If you walk into your first workout or training session and you are thrown into a workout without any questions regarding your capabilities or past injuries, I would be concerned. Jumping in over your head can lead to injury and frustration. Understand your limitations and work around them.
If your core work involves crunches, sit-ups, or bicycles, run away! These drills can be extremely dangerous. These drills do not use the core the way it is designed to be used. The core muscles are designed to create a stable platform for your extremities. Performing these drills can lead to neck pain, back pain, pelvic floor issues, and poor posture.
Workouts should be challenging. If your workout only involves walking on a treadmill for 30 minutes, you’re wasting your time. Yes, I am a big fan of aerobic work. I think having a strong aerobic capacity leads to quicker recovery, but if you never stress your systems you will not get the results you desire. Even the most sedentary individuals can find ways to work hard in the gym that don’t involve long walks to nowhere.
If you’re being asked to work through the pain, that’s not normal. The saying, “no pain, no gain” stinks. Pain is your body’s way of telling you something isn’t right. Pain should never be ignored during a workout. If you experience pain, stop the exercise and find something else to do.
Any trainer can kick your butt in a gym. You do not need to feel sore to have a good workout; being sore is your body’s way of telling you that you have more ATP-derived hydrogen ions from anaerobic metabolism, which causes a decrease in pH, not lactic acid. If you think that sounded complex, it is; people study exercise the same way NASA studies rocketry. At the end of the day, trainers must have the ability to monitor the volume and intensity of your training sessions to drive the adaptations desired, not just to kick your butt.
These are just a few of the major things to look for when choosing a gym that’s right for you. There are many gyms out there that need to improve their training habits. Make sure your gym is providing you a safe environment with a quality training curriculum to achieve your fitness goals.
To your health,
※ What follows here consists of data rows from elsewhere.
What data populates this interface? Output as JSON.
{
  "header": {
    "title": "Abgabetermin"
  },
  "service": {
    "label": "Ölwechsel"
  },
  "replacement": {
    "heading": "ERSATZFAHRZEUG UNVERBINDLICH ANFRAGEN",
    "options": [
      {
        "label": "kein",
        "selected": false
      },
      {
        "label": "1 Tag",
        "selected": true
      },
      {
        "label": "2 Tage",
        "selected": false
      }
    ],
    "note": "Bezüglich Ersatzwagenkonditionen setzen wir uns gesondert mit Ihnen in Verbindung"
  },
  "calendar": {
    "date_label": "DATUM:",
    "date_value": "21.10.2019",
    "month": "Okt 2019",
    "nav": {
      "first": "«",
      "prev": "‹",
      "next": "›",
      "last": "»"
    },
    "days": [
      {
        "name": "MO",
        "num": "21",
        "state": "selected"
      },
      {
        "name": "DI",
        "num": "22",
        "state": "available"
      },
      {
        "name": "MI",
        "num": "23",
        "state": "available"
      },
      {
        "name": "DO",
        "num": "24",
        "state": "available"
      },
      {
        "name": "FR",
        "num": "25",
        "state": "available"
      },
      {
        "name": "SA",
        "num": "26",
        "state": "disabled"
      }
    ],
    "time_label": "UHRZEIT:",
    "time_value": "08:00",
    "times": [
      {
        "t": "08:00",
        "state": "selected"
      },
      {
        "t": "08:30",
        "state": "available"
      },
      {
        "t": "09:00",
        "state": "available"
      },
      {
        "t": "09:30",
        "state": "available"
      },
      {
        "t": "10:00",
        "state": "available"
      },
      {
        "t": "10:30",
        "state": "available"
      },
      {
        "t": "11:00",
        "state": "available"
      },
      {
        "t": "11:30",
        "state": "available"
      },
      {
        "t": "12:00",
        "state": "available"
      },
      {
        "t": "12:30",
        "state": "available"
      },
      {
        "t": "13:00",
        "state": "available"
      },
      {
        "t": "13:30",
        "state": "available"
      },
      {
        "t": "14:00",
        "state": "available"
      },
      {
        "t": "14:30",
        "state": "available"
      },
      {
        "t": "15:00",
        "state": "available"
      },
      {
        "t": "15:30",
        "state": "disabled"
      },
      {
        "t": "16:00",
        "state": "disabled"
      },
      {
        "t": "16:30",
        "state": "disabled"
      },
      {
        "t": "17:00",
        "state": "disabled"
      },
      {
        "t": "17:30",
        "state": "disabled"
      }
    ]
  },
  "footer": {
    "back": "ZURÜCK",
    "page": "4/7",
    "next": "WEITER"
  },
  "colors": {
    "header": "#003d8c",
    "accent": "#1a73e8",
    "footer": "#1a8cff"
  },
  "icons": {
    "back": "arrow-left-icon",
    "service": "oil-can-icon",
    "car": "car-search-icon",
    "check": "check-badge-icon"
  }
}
Michael Donoghue, CSCS, FMS, USAW (head strength and conditioning coach and director of performance at Athletic Performance Training). He is in charge of designing all the training programs for professional, collegiate, high school, and youth athletes at APT. He holds a degree from Springfield College in applied exercise science as well as various certifications. He can be reached at Michael@aptrainingystems.com.)